June 4, 2009

The Graphic Classroom Blog - Larry Litle

"STORY SYNOPSIS -- David and Ben flunked their history test because they did not study. When Ben’s older brother, Darrin, created a time machine, David and Ben try to go back in time to study and retake the test. Things go wrong and the boys end up back with the dinosaurs. They start to have fun with the plant-eating dinosaurs until the carnivorous T. Rex shows up. David and Ben must to get back to the future before T. Rex gets them. STORY REVIEW -- This is a fun story about time traveling and dinosaurs. When I was a young boy, I loved any dinosaur book I could get my hands on and I would have loved this BLAST TO THE PAST. This book also hits on personal accountability and choices at a kid’s level.My daughter loved the dinosaurs in this book, proving to me that dinosaurs transcend the gender gap. ART REVIEW -- The art by Stever Harpster is perfect for young children in its clear comic book style. IN THE CLASSROOM -- This is a great story for the elementary classroom. It helps kids think about needing to make the right choices and being responsible for one’s bad choice such as playing video games instead of studying. I think the boys will love it. This story has a Reader’s Theater along with a teacher’s version, allowing it to be read allowed in class and discussed afterwards. There are questions, writing prompts and Internet sites for further study at the end of the book. MY RECOMMENDATION -- I would highly recommend this book for second to fourth graders." - The Graphic Classroom Blog

February 22, 2009

Scott Nickel

Scott Nickel

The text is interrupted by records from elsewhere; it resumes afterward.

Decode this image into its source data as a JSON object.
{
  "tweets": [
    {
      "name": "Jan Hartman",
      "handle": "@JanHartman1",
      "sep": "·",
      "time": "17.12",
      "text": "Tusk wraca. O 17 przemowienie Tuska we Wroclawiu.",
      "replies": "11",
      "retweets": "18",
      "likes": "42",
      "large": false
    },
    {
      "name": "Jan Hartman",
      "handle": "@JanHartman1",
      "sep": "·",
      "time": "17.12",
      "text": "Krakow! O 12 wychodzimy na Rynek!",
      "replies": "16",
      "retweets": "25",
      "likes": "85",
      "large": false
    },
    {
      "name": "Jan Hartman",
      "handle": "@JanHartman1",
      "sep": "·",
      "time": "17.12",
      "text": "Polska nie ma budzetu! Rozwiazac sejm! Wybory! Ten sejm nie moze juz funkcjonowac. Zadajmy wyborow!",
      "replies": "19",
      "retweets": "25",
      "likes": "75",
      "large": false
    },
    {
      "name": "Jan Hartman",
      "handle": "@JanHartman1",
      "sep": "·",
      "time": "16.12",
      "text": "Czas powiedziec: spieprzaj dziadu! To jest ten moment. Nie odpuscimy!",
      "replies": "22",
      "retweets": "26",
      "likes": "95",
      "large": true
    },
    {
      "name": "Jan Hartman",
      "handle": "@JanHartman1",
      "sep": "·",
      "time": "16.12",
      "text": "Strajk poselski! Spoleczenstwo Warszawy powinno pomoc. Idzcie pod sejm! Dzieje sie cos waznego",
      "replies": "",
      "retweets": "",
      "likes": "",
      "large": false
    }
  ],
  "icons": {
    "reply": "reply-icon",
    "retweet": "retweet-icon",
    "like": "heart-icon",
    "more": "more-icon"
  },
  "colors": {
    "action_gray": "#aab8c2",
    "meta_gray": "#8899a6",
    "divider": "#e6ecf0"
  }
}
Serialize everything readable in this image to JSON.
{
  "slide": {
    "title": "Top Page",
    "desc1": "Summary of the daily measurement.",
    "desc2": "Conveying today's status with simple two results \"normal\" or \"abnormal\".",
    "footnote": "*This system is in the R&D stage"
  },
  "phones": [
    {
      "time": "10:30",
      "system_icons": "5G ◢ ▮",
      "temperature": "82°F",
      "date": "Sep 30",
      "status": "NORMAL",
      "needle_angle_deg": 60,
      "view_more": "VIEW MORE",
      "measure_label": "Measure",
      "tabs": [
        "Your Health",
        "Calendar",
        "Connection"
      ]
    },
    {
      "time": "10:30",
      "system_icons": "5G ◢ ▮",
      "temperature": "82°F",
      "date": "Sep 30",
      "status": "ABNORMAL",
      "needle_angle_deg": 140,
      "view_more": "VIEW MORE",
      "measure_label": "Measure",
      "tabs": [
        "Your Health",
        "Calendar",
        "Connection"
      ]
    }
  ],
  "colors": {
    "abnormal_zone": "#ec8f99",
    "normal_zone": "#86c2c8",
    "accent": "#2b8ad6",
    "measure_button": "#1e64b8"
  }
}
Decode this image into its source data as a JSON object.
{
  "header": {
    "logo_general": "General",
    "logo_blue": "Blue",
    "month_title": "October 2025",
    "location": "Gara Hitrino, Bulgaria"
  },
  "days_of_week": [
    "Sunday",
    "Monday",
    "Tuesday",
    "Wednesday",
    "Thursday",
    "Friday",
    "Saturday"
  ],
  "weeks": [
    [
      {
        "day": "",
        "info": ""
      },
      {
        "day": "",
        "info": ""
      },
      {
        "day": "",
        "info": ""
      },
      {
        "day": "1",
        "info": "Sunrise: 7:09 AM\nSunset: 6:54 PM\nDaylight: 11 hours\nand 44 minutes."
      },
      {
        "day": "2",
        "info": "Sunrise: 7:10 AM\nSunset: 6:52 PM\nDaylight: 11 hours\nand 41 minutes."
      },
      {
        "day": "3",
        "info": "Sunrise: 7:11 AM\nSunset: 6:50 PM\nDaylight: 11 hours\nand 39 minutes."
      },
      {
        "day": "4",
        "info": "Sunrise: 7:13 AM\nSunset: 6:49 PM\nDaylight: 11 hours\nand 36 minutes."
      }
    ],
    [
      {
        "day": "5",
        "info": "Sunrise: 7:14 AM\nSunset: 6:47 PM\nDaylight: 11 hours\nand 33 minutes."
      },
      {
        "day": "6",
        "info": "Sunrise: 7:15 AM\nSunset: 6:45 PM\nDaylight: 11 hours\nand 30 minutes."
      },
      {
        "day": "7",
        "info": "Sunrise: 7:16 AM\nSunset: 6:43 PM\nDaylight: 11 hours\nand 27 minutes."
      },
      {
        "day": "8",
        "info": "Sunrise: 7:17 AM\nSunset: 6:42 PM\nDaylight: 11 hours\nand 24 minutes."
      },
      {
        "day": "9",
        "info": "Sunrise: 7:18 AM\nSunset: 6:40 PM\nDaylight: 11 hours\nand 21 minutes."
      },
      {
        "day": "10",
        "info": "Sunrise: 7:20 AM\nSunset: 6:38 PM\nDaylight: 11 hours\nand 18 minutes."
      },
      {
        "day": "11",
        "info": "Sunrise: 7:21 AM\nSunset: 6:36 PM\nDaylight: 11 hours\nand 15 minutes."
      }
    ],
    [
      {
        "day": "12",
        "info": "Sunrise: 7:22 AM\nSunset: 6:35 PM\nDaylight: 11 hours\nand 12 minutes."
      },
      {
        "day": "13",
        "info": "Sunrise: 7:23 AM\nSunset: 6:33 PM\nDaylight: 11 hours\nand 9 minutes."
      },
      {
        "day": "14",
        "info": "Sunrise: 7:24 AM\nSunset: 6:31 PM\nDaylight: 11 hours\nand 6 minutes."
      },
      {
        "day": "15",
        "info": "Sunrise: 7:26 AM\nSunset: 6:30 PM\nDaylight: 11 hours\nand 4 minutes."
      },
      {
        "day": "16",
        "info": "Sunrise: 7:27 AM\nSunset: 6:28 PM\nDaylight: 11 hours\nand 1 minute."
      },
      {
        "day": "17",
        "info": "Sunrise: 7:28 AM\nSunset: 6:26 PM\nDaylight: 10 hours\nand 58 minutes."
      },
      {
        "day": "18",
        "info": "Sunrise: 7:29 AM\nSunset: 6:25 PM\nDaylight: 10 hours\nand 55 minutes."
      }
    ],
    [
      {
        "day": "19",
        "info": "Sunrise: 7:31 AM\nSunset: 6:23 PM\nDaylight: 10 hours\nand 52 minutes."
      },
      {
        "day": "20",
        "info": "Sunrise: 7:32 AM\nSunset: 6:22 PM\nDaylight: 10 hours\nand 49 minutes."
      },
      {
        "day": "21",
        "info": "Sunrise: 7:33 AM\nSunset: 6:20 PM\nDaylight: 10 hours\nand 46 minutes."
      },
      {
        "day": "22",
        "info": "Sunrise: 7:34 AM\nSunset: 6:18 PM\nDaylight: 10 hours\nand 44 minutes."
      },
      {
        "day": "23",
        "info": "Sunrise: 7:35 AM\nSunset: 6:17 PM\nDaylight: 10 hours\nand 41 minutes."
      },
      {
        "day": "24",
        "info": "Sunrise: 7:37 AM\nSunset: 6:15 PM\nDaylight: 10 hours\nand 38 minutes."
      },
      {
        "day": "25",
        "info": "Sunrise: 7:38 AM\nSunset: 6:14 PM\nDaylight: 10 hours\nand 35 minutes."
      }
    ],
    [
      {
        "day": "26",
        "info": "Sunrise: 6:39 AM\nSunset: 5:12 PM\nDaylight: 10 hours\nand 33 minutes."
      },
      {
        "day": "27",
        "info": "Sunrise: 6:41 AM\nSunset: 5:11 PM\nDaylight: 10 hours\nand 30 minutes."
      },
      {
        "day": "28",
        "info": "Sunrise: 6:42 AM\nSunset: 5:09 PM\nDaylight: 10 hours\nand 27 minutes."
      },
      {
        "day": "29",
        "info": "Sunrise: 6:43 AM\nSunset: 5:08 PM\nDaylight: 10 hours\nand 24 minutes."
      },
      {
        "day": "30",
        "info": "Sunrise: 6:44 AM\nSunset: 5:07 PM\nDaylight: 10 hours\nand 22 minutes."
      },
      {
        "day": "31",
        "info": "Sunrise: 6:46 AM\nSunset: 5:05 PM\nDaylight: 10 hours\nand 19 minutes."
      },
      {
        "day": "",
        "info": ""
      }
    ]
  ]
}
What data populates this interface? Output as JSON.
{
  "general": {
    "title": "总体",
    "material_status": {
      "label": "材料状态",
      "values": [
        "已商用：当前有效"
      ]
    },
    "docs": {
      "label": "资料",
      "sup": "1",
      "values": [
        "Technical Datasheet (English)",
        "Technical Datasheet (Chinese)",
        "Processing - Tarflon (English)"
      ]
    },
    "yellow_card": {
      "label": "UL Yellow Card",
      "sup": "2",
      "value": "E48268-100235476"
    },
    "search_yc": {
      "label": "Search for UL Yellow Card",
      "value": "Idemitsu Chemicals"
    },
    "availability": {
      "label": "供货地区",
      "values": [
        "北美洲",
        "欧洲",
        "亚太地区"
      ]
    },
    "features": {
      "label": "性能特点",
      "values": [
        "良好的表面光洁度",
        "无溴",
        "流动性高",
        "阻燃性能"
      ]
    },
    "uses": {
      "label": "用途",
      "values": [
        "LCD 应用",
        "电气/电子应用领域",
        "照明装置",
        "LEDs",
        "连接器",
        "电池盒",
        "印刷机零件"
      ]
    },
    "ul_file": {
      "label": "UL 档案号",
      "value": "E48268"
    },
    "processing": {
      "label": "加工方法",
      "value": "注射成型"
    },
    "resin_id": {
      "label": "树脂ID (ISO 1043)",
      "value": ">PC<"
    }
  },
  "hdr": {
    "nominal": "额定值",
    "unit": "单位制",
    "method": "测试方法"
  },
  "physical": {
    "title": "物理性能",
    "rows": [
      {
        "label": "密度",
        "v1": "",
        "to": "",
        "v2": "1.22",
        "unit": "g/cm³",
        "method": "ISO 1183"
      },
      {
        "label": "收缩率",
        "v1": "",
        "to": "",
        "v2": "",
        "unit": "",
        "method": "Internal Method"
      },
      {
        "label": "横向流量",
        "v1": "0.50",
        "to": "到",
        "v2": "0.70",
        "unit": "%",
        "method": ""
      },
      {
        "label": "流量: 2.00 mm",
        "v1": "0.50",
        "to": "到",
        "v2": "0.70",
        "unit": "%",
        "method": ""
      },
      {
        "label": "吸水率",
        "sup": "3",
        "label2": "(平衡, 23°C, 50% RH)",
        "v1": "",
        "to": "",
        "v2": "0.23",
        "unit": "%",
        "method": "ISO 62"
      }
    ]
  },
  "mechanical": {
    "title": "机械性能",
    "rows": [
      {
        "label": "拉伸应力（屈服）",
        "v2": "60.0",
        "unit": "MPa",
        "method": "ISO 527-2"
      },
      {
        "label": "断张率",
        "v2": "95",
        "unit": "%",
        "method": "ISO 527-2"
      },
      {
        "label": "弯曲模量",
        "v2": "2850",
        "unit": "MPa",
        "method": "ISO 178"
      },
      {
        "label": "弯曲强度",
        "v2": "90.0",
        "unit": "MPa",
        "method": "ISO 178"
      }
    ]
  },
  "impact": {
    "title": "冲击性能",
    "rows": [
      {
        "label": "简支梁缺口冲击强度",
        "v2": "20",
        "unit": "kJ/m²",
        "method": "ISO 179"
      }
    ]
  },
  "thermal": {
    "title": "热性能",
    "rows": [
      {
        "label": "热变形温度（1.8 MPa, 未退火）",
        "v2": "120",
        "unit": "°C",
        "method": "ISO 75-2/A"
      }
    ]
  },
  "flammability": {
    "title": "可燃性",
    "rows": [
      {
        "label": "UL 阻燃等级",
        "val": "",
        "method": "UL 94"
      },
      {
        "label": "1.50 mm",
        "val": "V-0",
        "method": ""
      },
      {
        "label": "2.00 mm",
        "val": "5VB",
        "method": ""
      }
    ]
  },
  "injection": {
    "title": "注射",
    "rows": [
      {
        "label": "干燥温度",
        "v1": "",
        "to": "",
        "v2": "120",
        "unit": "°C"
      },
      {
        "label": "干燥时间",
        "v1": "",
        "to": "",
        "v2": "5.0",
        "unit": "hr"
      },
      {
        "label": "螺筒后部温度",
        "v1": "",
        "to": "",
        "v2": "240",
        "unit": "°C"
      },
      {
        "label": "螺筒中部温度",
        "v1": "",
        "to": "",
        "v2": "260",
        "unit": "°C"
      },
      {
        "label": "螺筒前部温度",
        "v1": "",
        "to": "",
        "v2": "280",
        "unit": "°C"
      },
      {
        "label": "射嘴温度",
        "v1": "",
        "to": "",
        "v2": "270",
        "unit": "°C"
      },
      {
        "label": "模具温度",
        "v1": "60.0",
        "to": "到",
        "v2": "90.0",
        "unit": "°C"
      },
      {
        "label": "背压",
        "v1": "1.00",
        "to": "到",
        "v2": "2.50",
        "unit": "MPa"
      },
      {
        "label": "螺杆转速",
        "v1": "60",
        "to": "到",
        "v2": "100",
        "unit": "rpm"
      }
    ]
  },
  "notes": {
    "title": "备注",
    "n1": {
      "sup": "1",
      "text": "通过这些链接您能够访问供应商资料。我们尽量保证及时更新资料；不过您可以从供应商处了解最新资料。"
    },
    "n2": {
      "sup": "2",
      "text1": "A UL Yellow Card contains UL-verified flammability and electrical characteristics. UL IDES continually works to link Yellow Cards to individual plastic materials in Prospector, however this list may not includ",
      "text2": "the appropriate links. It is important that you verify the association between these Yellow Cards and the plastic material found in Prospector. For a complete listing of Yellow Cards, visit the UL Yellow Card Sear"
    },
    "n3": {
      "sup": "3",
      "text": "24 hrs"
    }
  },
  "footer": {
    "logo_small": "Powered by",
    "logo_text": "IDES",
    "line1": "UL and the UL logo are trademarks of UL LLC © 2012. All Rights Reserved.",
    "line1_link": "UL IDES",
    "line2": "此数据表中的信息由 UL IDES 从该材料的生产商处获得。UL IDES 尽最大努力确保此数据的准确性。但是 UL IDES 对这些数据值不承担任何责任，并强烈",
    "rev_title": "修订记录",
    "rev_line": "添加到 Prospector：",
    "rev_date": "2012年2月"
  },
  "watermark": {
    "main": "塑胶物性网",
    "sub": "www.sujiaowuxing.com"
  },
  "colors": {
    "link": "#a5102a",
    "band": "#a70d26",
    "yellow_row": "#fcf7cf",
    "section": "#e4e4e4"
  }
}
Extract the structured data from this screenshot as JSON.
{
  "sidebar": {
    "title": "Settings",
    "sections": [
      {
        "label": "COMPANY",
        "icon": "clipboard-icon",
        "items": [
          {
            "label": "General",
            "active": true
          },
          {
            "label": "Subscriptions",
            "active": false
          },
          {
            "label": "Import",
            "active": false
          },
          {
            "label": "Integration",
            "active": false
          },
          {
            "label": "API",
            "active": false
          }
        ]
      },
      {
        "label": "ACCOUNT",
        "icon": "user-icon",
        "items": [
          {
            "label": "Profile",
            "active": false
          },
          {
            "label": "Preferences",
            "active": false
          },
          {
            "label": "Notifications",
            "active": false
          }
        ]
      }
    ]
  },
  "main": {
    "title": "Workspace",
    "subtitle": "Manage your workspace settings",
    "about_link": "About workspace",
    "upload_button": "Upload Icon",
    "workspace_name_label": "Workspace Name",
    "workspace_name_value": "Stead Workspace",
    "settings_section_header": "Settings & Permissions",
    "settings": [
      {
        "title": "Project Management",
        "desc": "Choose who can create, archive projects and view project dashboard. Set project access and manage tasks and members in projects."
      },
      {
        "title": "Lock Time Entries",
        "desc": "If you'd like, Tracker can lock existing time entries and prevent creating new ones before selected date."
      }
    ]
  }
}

Born in 1962 in Denver, Colorado, Scott Nickel works by day at Paws, inc., Jim Davis's famous Garfield studio, and he freelances by night. Burning the midnight oil, Scott has created hundreds of humorous greeting cards and written several children's books, short fiction for "Boys' Life" magazine, comic strips, and lots of really funny knock-knock jokes. He was raised in southern California, but in 1995 Scott moved to Indiana, where he currently lives with his wife, two sons, six cats, and several sea monkeys.

Go to the Author’s Page →